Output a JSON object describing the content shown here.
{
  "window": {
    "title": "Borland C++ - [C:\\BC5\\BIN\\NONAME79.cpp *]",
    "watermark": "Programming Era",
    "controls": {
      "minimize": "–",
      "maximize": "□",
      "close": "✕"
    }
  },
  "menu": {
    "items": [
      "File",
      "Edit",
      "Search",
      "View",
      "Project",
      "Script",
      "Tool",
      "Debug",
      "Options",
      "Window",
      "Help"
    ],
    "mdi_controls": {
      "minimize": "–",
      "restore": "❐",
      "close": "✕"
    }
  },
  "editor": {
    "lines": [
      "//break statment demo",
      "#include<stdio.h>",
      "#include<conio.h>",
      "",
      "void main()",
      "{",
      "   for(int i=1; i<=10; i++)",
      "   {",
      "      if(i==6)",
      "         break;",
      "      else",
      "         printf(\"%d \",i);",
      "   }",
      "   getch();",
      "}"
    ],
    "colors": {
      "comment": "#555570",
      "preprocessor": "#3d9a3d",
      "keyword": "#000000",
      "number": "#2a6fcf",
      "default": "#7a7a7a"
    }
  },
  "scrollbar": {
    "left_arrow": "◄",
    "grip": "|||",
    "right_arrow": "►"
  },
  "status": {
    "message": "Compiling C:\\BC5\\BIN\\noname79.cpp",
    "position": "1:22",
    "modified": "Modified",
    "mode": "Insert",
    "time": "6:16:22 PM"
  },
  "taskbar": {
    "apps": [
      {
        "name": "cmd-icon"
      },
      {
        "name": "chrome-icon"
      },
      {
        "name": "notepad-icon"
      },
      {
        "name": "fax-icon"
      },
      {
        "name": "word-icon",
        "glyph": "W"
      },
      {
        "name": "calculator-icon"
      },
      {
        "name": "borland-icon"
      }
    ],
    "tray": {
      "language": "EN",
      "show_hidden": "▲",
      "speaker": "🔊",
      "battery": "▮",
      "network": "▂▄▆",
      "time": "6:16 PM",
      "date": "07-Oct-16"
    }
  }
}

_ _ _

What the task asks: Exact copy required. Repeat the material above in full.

Response box:
Output a JSON object describing the content shown here.
{
  "window": {
    "title": "Borland C++ - [C:\\BC5\\BIN\\NONAME79.cpp *]",
    "watermark": "Programming Era",
    "controls": {
      "minimize": "–",
      "maximize": "□",
      "close": "✕"
    }
  },
  "menu": {
    "items": [
      "File",
      "Edit",
      "Search",
      "View",
      "Project",
      "Script",
      "Tool",
      "Debug",
      "Options",
      "Window",
      "Help"
    ],
    "mdi_controls": {
      "minimize": "–",
      "restore": "❐",
      "close": "✕"
    }
  },
  "editor": {
    "lines": [
      "//break statment demo",
      "#include<stdio.h>",
      "#include<conio.h>",
      "",
      "void main()",
      "{",
      "   for(int i=1; i<=10; i++)",
      "   {",
      "      if(i==6)",
      "         break;",
      "      else",
      "         printf(\"%d \",i);",
      "   }",
      "   getch();",
      "}"
    ],
    "colors": {
      "comment": "#555570",
      "preprocessor": "#3d9a3d",
      "keyword": "#000000",
      "number": "#2a6fcf",
      "default": "#7a7a7a"
    }
  },
  "scrollbar": {
    "left_arrow": "◄",
    "grip": "|||",
    "right_arrow": "►"
  },
  "status": {
    "message": "Compiling C:\\BC5\\BIN\\noname79.cpp",
    "position": "1:22",
    "modified": "Modified",
    "mode": "Insert",
    "time": "6:16:22 PM"
  },
  "taskbar": {
    "apps": [
      {
        "name": "cmd-icon"
      },
      {
        "name": "chrome-icon"
      },
      {
        "name": "notepad-icon"
      },
      {
        "name": "fax-icon"
      },
      {
        "name": "word-icon",
        "glyph": "W"
      },
      {
        "name": "calculator-icon"
      },
      {
        "name": "borland-icon"
      }
    ],
    "tray": {
      "language": "EN",
      "show_hidden": "▲",
      "speaker": "🔊",
      "battery": "▮",
      "network": "▂▄▆",
      "time": "6:16 PM",
      "date": "07-Oct-16"
    }
  }
}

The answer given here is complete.